Jan 22 2009

An Apple in the White House?

Today’s Washington Post article titled Staff Finds White House in the Technological Dark Ages was no big surprise.  However, while I was taking a shower (in a hotel in the Houston suburbs of all places) it occurred to me that this presents an incredible marketing opportunity for Apple.

If I were king of Apple (or say, a board member with deep White House ties), I’d be on the phone with “the appropriate person” with the offer of “a Mac on every desk in the White House along with an iPhone for every White House staffer.”  I’m sure there is some law that prevents Apple from giving this away from free so I’d offer it “at cost” just to Mac-enable the White House.

You can’t buy better PR than “Apple computerizes the Obama Administration, displacing ancient PCs running Windows XP.”  Plus, the leader of the free world then would carry around an iPhone and a MacBook.

In addition, I see an executive order coming that completely changes the stupid, archaic, and limiting rules about archiving communications within the White House.  This is a regular excuse that is used to explain why it’s “hard” to use things like Blackberries if you are president.  Baloney – there are plenty of straightforward approaches that solve for whatever you want to do.  It’s not like someone archived all of Rumsfeld’s Snowflakes (or maybe someone did – if so – egads.)

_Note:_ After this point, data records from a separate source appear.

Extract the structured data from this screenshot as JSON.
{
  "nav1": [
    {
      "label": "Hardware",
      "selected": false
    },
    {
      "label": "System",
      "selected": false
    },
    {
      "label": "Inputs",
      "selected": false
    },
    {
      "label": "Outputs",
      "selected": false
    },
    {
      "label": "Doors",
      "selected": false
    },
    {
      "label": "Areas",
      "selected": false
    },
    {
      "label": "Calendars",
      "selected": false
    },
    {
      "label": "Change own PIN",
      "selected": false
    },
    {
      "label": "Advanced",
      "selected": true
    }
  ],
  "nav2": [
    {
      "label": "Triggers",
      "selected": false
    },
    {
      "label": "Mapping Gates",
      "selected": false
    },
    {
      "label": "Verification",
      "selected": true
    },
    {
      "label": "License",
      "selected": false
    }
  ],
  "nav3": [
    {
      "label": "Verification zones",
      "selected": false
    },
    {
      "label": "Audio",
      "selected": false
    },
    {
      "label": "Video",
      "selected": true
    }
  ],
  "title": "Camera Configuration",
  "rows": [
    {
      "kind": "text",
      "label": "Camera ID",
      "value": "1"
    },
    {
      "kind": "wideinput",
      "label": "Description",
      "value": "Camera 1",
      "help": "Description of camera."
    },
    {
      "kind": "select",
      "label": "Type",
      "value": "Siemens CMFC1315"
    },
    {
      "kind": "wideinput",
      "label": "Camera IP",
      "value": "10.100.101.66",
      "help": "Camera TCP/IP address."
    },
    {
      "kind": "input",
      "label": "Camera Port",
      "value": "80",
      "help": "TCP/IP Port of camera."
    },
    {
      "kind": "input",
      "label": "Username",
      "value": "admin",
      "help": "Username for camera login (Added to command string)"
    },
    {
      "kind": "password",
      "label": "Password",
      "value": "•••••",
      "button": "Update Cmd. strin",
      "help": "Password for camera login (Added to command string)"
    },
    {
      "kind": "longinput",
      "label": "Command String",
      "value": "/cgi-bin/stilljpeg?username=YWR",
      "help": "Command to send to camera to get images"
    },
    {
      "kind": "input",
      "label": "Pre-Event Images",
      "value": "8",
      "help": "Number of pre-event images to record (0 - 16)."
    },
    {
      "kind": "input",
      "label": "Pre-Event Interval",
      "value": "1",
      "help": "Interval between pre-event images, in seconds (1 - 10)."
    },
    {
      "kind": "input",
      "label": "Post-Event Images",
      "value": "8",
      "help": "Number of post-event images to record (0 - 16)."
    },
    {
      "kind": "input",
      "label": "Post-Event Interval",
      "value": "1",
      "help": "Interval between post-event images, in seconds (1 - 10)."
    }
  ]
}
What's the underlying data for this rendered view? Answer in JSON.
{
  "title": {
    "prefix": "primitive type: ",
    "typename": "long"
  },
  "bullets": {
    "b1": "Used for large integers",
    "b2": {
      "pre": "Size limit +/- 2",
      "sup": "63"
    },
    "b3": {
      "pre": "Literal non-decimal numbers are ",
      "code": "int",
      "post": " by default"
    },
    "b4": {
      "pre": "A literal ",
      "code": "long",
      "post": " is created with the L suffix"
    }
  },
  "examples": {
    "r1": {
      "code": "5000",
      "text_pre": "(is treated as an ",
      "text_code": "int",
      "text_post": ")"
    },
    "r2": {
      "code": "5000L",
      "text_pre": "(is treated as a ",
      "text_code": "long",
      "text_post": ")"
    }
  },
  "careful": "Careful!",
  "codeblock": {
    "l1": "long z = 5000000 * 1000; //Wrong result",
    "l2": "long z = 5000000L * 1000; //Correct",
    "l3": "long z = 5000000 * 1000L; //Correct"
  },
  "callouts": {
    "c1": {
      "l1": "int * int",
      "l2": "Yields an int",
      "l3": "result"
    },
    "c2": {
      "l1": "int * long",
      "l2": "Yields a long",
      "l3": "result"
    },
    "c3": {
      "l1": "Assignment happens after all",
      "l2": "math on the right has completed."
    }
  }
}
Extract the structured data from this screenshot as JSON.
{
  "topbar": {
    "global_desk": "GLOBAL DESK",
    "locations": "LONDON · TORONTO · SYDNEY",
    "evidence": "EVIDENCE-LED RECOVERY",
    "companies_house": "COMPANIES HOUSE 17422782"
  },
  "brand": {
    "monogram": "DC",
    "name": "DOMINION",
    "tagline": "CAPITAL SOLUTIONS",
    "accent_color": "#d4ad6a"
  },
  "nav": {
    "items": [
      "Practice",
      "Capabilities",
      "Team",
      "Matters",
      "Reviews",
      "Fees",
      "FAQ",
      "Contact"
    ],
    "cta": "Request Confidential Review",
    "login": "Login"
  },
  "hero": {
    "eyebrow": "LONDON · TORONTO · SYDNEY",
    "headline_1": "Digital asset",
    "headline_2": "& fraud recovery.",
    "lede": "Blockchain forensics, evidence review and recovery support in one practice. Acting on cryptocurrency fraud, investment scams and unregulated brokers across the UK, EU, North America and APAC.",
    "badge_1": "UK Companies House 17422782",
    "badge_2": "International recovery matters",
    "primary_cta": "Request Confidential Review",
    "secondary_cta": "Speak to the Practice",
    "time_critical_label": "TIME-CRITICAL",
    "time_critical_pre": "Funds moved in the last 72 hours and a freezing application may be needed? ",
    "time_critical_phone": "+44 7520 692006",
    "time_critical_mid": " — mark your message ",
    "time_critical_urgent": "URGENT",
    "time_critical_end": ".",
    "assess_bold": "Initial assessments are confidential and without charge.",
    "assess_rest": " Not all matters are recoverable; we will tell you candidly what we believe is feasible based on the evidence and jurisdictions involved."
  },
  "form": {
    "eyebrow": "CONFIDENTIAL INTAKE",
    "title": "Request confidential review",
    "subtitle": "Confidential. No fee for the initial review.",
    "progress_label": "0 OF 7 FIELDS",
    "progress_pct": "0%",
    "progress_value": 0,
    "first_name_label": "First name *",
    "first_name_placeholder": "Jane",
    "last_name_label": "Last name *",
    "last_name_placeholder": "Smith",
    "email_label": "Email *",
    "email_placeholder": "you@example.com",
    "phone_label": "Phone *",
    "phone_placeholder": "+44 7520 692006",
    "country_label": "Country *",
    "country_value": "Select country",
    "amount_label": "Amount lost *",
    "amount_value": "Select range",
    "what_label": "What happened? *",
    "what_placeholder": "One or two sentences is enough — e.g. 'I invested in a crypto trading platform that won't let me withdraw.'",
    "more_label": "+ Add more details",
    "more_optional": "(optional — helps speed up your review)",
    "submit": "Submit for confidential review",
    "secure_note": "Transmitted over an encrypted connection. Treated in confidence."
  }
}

While we are at it, did anyone notice that Apple reported record revenues and profits in the quarter ending 12/27/08?  Yeah, I guess you did but it’s worth repeating the numbers since all we’ve been hearing is bailouts and losses.  These are quarterly numbers.  Revenue: $10.17 billion.  Net Income: $1.61 billion.  These numbers are lower than reality because of the bullshit GAAP rules that force accounting for the iPhone to be reported ratably over the life of the iPhone contract.  If you actually accounted for this in a way that made sense, Revenue would be $11.8 billion and Net Income would be $2.3 billion.  As every good MBA knows, the key rule is to “follow the cash” which increased by $3.6 billion in the quarter.  It’s worth saying again – $3.6 billion.  Wowza.  Well done Apple.